→ Records provided
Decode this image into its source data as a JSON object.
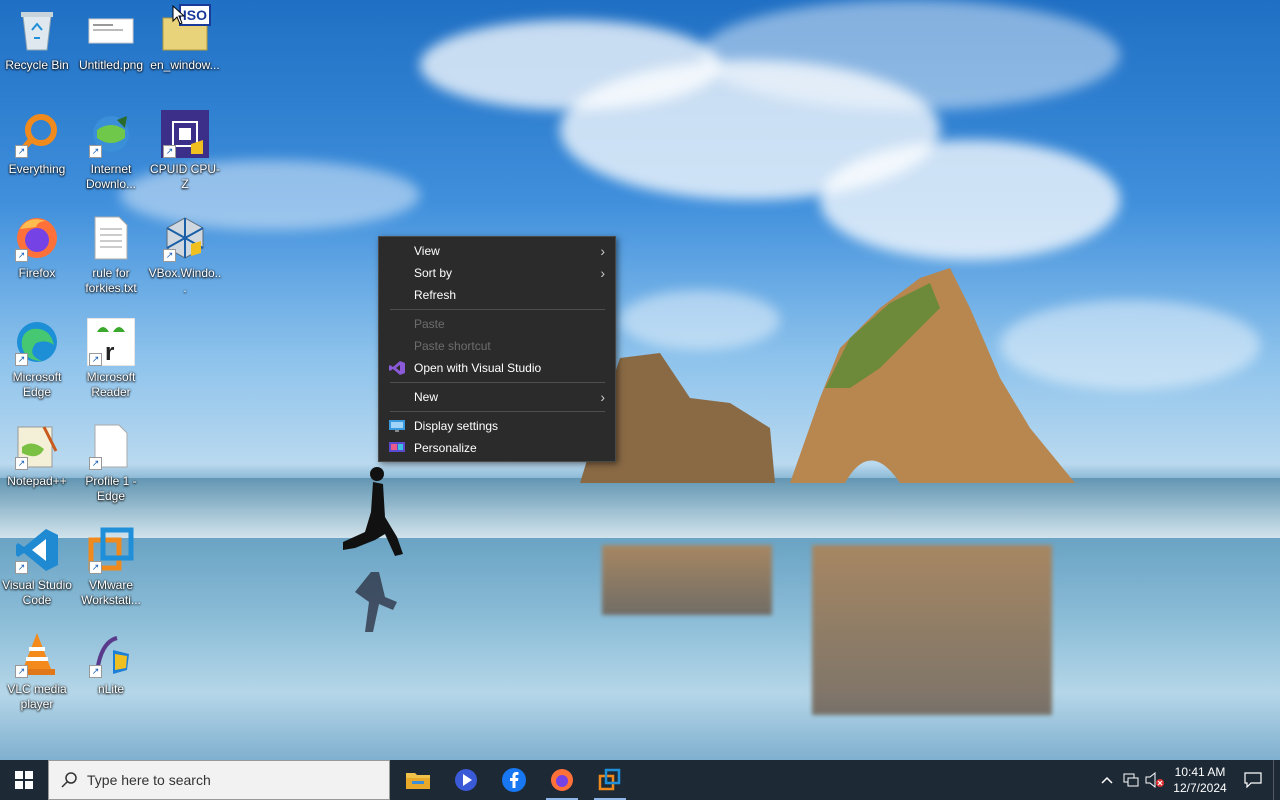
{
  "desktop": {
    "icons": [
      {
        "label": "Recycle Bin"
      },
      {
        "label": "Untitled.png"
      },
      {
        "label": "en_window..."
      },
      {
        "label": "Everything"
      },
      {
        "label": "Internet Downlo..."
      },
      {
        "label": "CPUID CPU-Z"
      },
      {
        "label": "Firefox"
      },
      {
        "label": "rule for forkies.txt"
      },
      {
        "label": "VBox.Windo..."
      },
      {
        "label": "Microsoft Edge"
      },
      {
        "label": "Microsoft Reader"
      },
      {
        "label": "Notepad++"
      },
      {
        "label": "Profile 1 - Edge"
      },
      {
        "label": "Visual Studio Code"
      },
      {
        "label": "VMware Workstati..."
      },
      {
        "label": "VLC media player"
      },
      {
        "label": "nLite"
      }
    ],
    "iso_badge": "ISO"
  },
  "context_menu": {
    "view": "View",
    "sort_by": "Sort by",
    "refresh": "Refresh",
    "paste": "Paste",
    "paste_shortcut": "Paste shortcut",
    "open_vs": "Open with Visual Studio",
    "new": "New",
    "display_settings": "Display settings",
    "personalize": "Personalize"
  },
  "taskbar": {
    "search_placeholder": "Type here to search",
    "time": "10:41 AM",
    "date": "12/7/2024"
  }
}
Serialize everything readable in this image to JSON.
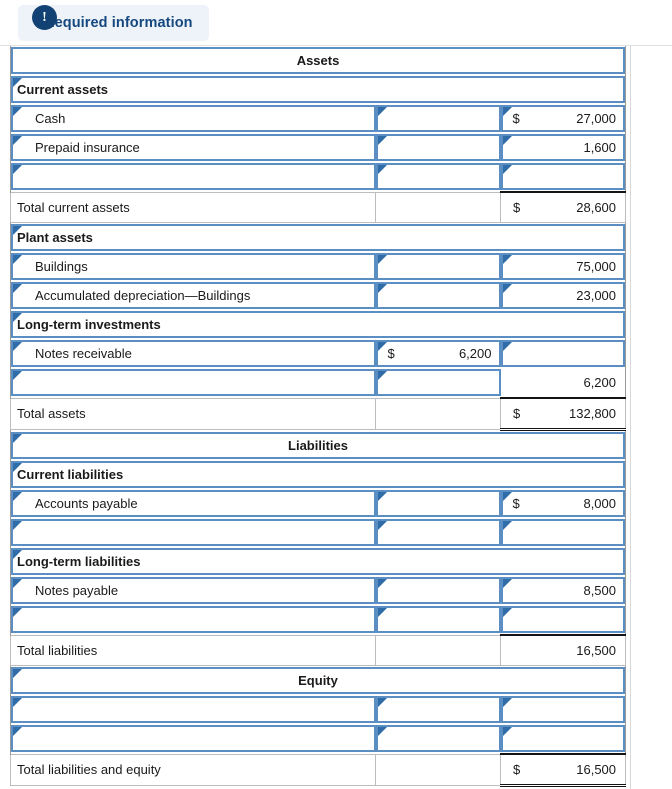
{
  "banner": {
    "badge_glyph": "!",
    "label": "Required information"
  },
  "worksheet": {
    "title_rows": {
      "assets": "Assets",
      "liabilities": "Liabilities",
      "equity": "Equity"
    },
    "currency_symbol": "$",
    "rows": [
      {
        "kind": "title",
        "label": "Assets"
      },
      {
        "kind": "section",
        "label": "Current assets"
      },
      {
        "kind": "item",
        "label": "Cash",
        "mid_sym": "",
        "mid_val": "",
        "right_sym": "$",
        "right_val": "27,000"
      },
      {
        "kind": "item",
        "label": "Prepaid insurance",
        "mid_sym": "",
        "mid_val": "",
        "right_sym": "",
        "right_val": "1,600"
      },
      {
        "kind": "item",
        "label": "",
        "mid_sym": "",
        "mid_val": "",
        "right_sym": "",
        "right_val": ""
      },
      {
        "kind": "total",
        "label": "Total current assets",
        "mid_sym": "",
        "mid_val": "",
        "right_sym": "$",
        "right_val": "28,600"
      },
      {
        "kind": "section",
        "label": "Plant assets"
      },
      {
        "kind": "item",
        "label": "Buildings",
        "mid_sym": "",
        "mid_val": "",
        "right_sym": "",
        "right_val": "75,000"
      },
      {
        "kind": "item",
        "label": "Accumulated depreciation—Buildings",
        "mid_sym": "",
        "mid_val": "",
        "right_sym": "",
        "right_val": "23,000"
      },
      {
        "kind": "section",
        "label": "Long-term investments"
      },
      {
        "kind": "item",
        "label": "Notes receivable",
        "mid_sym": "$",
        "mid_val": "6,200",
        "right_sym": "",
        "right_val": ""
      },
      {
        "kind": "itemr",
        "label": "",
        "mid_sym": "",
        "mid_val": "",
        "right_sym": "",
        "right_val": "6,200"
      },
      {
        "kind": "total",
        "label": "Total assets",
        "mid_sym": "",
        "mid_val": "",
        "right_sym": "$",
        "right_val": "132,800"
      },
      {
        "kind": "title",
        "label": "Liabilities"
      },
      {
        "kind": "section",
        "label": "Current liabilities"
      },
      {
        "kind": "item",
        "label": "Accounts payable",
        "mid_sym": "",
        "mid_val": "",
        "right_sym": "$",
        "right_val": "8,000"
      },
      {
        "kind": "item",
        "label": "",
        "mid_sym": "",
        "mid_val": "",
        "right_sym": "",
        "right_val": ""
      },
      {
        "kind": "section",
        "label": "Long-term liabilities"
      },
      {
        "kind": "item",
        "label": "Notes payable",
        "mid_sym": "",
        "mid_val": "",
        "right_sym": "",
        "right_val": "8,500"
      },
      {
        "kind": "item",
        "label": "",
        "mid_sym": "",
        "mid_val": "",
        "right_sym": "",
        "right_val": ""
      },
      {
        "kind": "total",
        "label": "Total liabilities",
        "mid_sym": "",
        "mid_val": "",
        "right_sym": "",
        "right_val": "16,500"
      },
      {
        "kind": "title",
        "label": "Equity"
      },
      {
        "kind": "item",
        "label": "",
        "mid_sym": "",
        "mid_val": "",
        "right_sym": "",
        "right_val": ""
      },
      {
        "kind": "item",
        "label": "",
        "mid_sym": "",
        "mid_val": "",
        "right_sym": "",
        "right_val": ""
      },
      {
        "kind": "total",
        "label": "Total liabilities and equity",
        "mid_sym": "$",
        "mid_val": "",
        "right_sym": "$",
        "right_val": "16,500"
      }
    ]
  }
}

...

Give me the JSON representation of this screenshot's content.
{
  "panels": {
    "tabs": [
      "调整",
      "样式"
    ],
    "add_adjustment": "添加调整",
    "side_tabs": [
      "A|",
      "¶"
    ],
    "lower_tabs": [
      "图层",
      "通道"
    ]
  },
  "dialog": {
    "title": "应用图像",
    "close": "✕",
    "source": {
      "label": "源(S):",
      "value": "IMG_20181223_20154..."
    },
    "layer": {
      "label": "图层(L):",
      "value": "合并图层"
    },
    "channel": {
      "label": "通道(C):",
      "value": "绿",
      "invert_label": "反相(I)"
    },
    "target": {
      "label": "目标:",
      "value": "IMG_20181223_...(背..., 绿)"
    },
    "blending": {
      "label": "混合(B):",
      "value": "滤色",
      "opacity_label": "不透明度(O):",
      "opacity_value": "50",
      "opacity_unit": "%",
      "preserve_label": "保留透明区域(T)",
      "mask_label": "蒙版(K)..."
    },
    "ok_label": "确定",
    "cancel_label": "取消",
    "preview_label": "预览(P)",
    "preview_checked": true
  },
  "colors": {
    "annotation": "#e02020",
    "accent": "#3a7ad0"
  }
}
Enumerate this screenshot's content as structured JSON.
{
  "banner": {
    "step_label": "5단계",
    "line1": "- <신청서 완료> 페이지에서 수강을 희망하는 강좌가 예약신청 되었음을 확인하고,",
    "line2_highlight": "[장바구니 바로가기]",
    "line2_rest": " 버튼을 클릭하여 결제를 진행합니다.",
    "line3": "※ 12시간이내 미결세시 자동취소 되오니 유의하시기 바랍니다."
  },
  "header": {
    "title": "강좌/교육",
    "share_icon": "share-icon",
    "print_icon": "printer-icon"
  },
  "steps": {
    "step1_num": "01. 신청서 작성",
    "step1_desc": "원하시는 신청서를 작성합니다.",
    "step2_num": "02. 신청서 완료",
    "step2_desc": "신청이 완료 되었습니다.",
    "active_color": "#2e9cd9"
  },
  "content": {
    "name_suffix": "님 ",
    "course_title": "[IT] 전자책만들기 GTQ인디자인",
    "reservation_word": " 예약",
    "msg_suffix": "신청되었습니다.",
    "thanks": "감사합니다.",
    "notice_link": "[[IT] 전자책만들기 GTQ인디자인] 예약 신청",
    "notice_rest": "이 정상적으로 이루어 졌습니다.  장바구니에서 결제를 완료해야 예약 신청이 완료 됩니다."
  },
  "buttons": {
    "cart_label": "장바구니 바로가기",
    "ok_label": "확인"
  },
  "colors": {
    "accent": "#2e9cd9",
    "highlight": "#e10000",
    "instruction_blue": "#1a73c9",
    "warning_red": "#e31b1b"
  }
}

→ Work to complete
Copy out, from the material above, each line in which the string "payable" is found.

→ Result of this exercise
        "label": "Accounts payable",
        "label": "Notes payable",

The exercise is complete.